Return every line of the records that includes the string "after".
───── THE RECORDS ─────
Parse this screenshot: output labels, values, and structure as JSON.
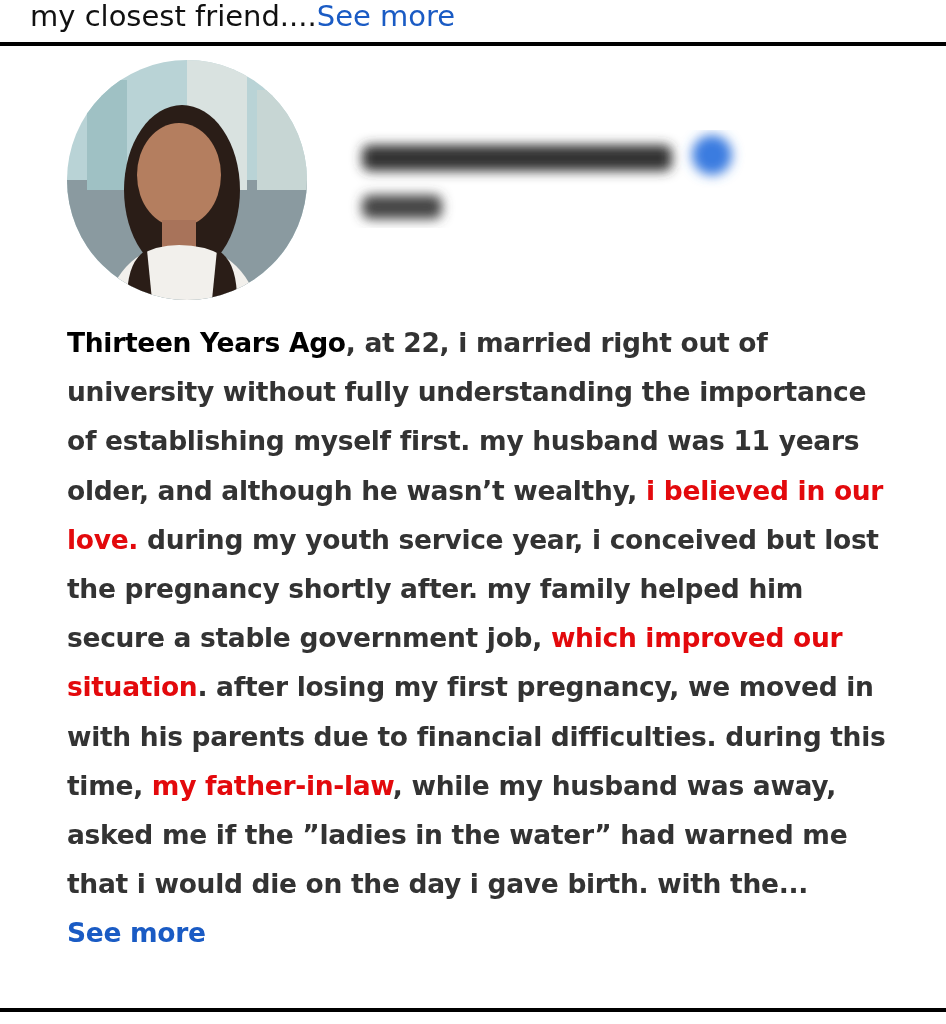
{
  "previous_post": {
    "text": "my closest friend....",
    "link": "See more"
  },
  "post": {
    "body": [
      {
        "kind": "bold",
        "text": "Thirteen Years Ago"
      },
      {
        "kind": "normal",
        "text": ", at 22, i married right out of university without fully understanding the importance of establishing myself first. my husband was 11 years older, and although he wasn’t wealthy, "
      },
      {
        "kind": "highlight",
        "text": "i believed in our love."
      },
      {
        "kind": "normal",
        "text": " during my youth service year, i conceived but lost the pregnancy shortly after. my family helped him secure a stable government job, "
      },
      {
        "kind": "highlight",
        "text": "which improved our situation"
      },
      {
        "kind": "normal",
        "text": ". after losing my first pregnancy, we moved in with his parents due to financial difficulties. during this time, "
      },
      {
        "kind": "highlight",
        "text": "my father-in-law"
      },
      {
        "kind": "normal",
        "text": ", while my husband was away, asked me if the ”ladies in the water” had warned me that i would die on the day i gave birth. with the..."
      }
    ],
    "link": "See more"
  }
}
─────
• SOLUTION TO THIS TASK:
        "text": " during my youth service year, i conceived but lost the pregnancy shortly after. my family helped him secure a stable government job, "
        "text": ". after losing my first pregnancy, we moved in with his parents due to financial difficulties. during this time, "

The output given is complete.